"The west side of Detroit is my old neighborhood. It's a full-circle moment when your neighborhood supports you and holds you high, and you're in a position to be able to hold it up in your own way and take it further."
Whoever said boys don't cry told you a damn lie, and Big Sean is on a mission to erase that stigma for good, starting with his annual event. Over the past two years, the rapper has been candid about his struggles with mental health and was adamant about creating a safe space in his hometown for dialogue. He explained that it was important to him to host a mental health panel because there was a time where he wasn't likely to talk about his issues at all:
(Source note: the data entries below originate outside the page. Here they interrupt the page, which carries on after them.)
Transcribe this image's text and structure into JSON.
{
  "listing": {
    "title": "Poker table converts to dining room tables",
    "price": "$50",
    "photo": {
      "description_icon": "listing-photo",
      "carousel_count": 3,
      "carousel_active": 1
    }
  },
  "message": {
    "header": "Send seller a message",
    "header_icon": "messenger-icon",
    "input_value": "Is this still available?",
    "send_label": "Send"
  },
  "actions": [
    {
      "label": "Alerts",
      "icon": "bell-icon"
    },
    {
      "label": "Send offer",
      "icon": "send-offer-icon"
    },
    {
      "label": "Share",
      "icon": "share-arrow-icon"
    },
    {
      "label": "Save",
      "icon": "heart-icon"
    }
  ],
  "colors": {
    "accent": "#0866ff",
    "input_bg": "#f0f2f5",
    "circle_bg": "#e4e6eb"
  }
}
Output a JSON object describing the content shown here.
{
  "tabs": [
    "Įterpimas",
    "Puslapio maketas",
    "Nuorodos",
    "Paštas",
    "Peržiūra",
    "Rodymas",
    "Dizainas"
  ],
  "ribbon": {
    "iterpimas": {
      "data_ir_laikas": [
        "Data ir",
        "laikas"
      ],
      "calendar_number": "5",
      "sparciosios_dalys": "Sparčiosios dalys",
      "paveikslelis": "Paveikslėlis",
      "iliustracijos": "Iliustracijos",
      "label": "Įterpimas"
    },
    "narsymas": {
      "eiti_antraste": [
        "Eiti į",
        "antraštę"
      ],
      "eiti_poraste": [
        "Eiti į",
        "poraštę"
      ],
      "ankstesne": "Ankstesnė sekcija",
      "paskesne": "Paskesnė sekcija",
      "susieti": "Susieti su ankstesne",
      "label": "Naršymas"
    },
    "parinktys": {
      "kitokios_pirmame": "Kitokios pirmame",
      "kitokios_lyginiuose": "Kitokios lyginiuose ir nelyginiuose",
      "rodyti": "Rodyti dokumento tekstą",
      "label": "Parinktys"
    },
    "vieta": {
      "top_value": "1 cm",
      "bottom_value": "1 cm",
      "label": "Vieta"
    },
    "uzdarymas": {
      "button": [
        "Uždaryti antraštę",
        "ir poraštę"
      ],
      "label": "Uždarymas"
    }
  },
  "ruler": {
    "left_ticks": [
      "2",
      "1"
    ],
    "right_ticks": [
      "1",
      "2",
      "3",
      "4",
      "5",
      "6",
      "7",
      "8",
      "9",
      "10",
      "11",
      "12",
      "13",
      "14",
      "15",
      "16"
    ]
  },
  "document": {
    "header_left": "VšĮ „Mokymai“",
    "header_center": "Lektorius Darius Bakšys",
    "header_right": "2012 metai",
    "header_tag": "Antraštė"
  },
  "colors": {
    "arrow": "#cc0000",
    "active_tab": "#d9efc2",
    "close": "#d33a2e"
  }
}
"I think that it used to have a little taboo or something, definitely a stigma to it. But I only talk about it because I know other people go through it. ... I didn't talk about it for any type of gain, career-wise. I just talked about it so somebody else could gain something from it. I had to learn how to deal with these types of problems a different way."
Men need self-care, too, and although it took Big Sean a whole lot of heartbreak and a one-year hiatus from music to realize this fact, he wants to put as many people on game as possible. The rapper says that his panel on mental health was of the most important things he's ever done and says it's important we adopt a new perspective as a community when it comes to self-care:
"One of the things I go through on a daily basis is learning how to take care of myself properly — that includes not just physically, not just spiritually, but also mentally, also emotionally. I didn't (always) realize it's the most important thing."
Big Sean is proof that you're never too much of a boss to forget where you came from.
Featured image by Jamie Lamor Thompson / Shutterstock.com